# [WHAT IS NEEDED]
When you reproduce the listing, keep every word as it is and drop the pictures.

# [LISTED ENTRIES]
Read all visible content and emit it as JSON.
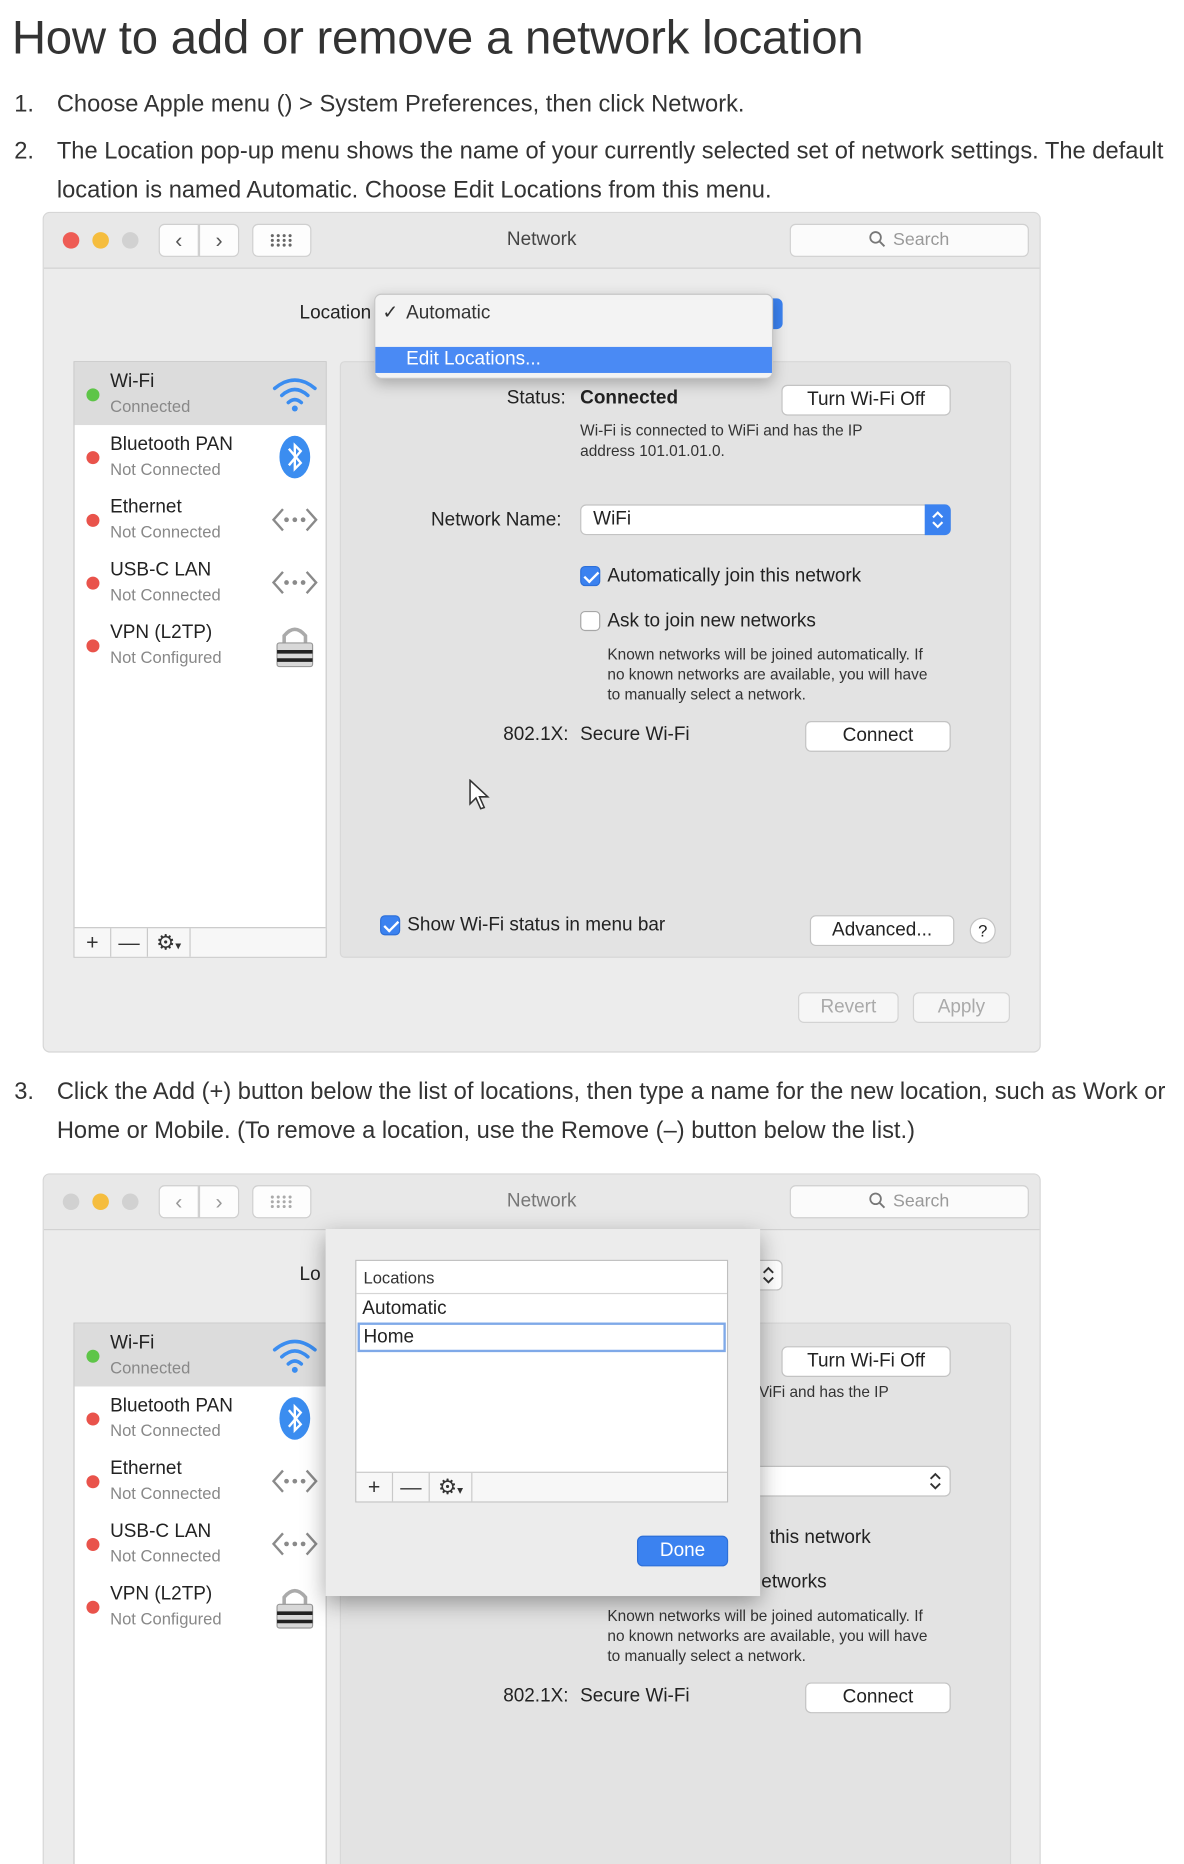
{
  "title": "How to add or remove a network location",
  "steps": [
    {
      "num": "1.",
      "text": "Choose Apple menu () > System Preferences, then click Network."
    },
    {
      "num": "2.",
      "text": "The Location pop-up menu shows the name of your currently selected set of network settings. The default location is named Automatic. Choose Edit Locations from this menu."
    },
    {
      "num": "3.",
      "text": "Click the Add (+) button below the list of locations, then type a name for the new location, such as Work or Home or Mobile. (To remove a location, use the Remove (–) button below the list.)"
    }
  ],
  "window": {
    "title": "Network",
    "search_placeholder": "Search",
    "location_label": "Location",
    "location_label_clipped": "Lo",
    "services": [
      {
        "name": "Wi-Fi",
        "status": "Connected",
        "dot": "#5ec548",
        "icon": "wifi-icon"
      },
      {
        "name": "Bluetooth PAN",
        "status": "Not Connected",
        "dot": "#e9534b",
        "icon": "bluetooth-icon"
      },
      {
        "name": "Ethernet",
        "status": "Not Connected",
        "dot": "#e9534b",
        "icon": "ethernet-icon"
      },
      {
        "name": "USB-C LAN",
        "status": "Not Connected",
        "dot": "#e9534b",
        "icon": "ethernet-icon"
      },
      {
        "name": "VPN (L2TP)",
        "status": "Not Configured",
        "dot": "#e9534b",
        "icon": "lock-icon"
      }
    ],
    "sidebar_buttons": {
      "add": "+",
      "remove": "—",
      "gear": "⚙"
    },
    "status_label": "Status:",
    "status_value": "Connected",
    "turn_off_button": "Turn Wi-Fi Off",
    "status_desc_1": "Wi-Fi is connected to WiFi and has the IP",
    "status_desc_2": "address 101.01.01.0.",
    "status_desc_clipped": "ViFi and has the IP",
    "network_name_label": "Network Name:",
    "network_name_value": "WiFi",
    "auto_join_label": "Automatically join this network",
    "auto_join_clipped": "this network",
    "ask_join_label": "Ask to join new networks",
    "ask_join_clipped": "etworks",
    "known_desc_1": "Known networks will be joined automatically. If",
    "known_desc_2": "no known networks are available, you will have",
    "known_desc_3": "to manually select a network.",
    "dot1x_label": "802.1X:",
    "dot1x_value": "Secure Wi-Fi",
    "connect_button": "Connect",
    "show_status_label": "Show Wi-Fi status in menu bar",
    "advanced_button": "Advanced...",
    "help_button": "?",
    "revert_button": "Revert",
    "apply_button": "Apply"
  },
  "location_menu": {
    "items": [
      "Automatic",
      "Edit Locations..."
    ],
    "checked": "✓"
  },
  "locations_sheet": {
    "header": "Locations",
    "items": [
      "Automatic",
      "Home"
    ],
    "done_button": "Done"
  },
  "colors": {
    "accent": "#3b82f0",
    "menu_highlight": "#4a8af4",
    "connected": "#5ec548",
    "disconnected": "#e9534b"
  }
}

# [SOLUTION TO THE PROBLEM]
Read all visible content and emit it as JSON.
{
  "title": "How to add or remove a network location",
  "steps": [
    {
      "num": "1.",
      "text": "Choose Apple menu () > System Preferences, then click Network."
    },
    {
      "num": "2.",
      "text": "The Location pop-up menu shows the name of your currently selected set of network settings. The default location is named Automatic. Choose Edit Locations from this menu."
    },
    {
      "num": "3.",
      "text": "Click the Add (+) button below the list of locations, then type a name for the new location, such as Work or Home or Mobile. (To remove a location, use the Remove (–) button below the list.)"
    }
  ],
  "window": {
    "title": "Network",
    "search_placeholder": "Search",
    "location_label": "Location",
    "location_label_clipped": "Lo",
    "services": [
      {
        "name": "Wi-Fi",
        "status": "Connected",
        "dot": "#5ec548",
        "icon": "wifi-icon"
      },
      {
        "name": "Bluetooth PAN",
        "status": "Not Connected",
        "dot": "#e9534b",
        "icon": "bluetooth-icon"
      },
      {
        "name": "Ethernet",
        "status": "Not Connected",
        "dot": "#e9534b",
        "icon": "ethernet-icon"
      },
      {
        "name": "USB-C LAN",
        "status": "Not Connected",
        "dot": "#e9534b",
        "icon": "ethernet-icon"
      },
      {
        "name": "VPN (L2TP)",
        "status": "Not Configured",
        "dot": "#e9534b",
        "icon": "lock-icon"
      }
    ],
    "sidebar_buttons": {
      "add": "+",
      "remove": "—",
      "gear": "⚙"
    },
    "status_label": "Status:",
    "status_value": "Connected",
    "turn_off_button": "Turn Wi-Fi Off",
    "status_desc_1": "Wi-Fi is connected to WiFi and has the IP",
    "status_desc_2": "address 101.01.01.0.",
    "status_desc_clipped": "ViFi and has the IP",
    "network_name_label": "Network Name:",
    "network_name_value": "WiFi",
    "auto_join_label": "Automatically join this network",
    "auto_join_clipped": "this network",
    "ask_join_label": "Ask to join new networks",
    "ask_join_clipped": "etworks",
    "known_desc_1": "Known networks will be joined automatically. If",
    "known_desc_2": "no known networks are available, you will have",
    "known_desc_3": "to manually select a network.",
    "dot1x_label": "802.1X:",
    "dot1x_value": "Secure Wi-Fi",
    "connect_button": "Connect",
    "show_status_label": "Show Wi-Fi status in menu bar",
    "advanced_button": "Advanced...",
    "help_button": "?",
    "revert_button": "Revert",
    "apply_button": "Apply"
  },
  "location_menu": {
    "items": [
      "Automatic",
      "Edit Locations..."
    ],
    "checked": "✓"
  },
  "locations_sheet": {
    "header": "Locations",
    "items": [
      "Automatic",
      "Home"
    ],
    "done_button": "Done"
  },
  "colors": {
    "accent": "#3b82f0",
    "menu_highlight": "#4a8af4",
    "connected": "#5ec548",
    "disconnected": "#e9534b"
  }
}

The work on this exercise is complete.